The coffee was great , and here , if I may, a word -
I like coffee. I like good coffee and I'm even happy to suffer the "other stuff" if need be, the stuff that looks like coffee, smells like coffee. but man it ain't coffee. But that "other stuff", to my mind, does also have a rightful place; namely that place that glares at you through the midnight dark from the side of the highway, all garishly colored neon shouting " roadside diner" - the greasy spoon - home of the hangover breakfast . I expect the "other stuff" in that environment and I oddly look forward to it's role in completing the scene- greasy cafe/ diner and a cup of the other stuff to wash down whatever the hash slinger slings my way. In fact, when I am served good coffee in that environment I'm oddly disappointed, sorely tempted to hail the waitress saying " Take this back - this is excellent!" but I never do of course.
This cafe though, although serving hashbrowns and eggs-a-plenty, was no "other stuff"- serving diner. The deep bean coffee aroma filled the homely dining area, and wafted outside into the chilly morning , beckoning passers by like comely sirens from shore. Ok that's a slight exaggeration, but it was pretty durn good, and served in tall chunky ceramic mugs made locally, and before I knew it, I had washed down the whole 3 flapjacks, covered in maple syrup. I felt like a real man- an overstuffed, bloated fat real man that needed to take a nap pretty quick.

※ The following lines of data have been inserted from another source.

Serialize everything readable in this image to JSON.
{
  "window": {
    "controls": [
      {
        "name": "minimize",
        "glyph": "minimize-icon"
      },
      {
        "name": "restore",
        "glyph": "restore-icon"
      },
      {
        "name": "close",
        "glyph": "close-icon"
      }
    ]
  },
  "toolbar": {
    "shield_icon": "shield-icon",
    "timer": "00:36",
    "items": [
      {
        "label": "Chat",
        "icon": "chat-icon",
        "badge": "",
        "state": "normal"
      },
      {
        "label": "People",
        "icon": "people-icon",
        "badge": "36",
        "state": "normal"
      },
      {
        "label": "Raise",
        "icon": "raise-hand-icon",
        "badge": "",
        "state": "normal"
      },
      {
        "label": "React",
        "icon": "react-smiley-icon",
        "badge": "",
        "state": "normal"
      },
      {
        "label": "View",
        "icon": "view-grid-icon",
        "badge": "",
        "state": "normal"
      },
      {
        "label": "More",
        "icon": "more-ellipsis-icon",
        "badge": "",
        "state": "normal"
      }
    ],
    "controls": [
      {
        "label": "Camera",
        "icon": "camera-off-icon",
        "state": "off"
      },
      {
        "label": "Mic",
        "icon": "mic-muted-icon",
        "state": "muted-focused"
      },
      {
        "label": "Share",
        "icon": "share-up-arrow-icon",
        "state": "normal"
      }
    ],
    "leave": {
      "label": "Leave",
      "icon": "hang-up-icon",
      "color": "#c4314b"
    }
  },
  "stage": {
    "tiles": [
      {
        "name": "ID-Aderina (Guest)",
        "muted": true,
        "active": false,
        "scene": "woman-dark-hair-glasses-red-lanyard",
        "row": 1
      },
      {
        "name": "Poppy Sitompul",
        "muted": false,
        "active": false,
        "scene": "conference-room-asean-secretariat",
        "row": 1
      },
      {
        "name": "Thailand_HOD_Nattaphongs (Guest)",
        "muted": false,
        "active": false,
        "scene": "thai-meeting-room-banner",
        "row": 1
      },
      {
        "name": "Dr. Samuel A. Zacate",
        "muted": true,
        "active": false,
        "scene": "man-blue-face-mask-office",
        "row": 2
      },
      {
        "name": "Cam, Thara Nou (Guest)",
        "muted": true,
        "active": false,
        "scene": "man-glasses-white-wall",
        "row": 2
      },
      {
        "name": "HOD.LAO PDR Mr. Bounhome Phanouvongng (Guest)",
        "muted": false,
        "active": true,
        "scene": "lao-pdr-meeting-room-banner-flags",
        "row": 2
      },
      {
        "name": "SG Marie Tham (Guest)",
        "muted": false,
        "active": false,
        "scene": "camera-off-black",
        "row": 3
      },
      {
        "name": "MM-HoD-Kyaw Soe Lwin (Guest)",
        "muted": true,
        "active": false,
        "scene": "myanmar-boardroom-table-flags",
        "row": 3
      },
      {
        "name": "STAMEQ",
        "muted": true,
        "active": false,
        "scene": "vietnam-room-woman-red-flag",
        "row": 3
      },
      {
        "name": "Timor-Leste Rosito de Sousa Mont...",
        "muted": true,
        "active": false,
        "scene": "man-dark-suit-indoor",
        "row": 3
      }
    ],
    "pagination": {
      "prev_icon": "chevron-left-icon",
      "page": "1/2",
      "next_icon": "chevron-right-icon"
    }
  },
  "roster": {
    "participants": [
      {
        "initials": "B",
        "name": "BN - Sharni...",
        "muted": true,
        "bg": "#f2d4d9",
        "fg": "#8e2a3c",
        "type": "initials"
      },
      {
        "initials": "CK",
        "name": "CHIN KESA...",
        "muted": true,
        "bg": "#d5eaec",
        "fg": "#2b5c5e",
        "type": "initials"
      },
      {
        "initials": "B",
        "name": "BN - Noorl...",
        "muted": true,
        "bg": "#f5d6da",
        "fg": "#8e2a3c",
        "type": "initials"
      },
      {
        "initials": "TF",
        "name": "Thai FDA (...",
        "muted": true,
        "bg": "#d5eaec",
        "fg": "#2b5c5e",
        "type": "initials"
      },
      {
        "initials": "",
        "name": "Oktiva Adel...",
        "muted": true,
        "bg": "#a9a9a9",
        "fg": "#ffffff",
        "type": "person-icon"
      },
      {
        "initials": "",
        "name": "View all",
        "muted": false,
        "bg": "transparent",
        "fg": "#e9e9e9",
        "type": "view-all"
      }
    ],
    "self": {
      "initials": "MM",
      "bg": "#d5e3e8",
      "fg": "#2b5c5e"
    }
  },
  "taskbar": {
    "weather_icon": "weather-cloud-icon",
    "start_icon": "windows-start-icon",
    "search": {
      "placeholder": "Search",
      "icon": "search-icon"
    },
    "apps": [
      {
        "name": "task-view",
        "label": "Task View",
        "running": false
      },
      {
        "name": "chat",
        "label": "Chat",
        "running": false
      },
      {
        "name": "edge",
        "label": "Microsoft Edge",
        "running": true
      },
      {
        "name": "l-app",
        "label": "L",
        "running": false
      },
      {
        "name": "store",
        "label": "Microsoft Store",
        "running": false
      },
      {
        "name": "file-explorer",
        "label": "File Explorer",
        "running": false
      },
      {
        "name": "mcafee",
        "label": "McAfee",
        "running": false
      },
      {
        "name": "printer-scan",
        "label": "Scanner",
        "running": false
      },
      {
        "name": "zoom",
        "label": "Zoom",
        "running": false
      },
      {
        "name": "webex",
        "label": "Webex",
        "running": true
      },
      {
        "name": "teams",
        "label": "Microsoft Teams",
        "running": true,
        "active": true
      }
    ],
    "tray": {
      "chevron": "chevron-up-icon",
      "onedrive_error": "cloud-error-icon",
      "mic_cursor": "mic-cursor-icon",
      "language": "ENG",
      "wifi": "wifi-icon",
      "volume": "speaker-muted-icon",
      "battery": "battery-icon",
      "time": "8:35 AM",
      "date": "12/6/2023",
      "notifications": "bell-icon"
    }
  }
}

Before that could happen though, there was a surprise in store;
As we filed out of this established, full and feeling it, the owner followed us outside saying" Hey - you guys met Murphy yet?"
With that, she faces the garage that was kitty-corner to the cafe shouting " Murphy!! Murphy!! C'mere, boy!" And with that , Murphy, a black n white dappled mutt, came scampering over the roof of the garage, greeting all he surveyed with an excited bark or two. The garage roof is clearly his domain; he was happy to stand , not budging and just happy to greet his audience from on high.
As our host said "Murphy, will you sing for us? " for a moment, Murphy looked almost as confused as we did, but as she launched into the opening strains of The Monster Mash, Murphy howled right along; a good two verses of harmonizing, entertaining us with a unique rendition of a Halloween classic before we finally had to take our leave. Thanks Murphy. Now about that nap......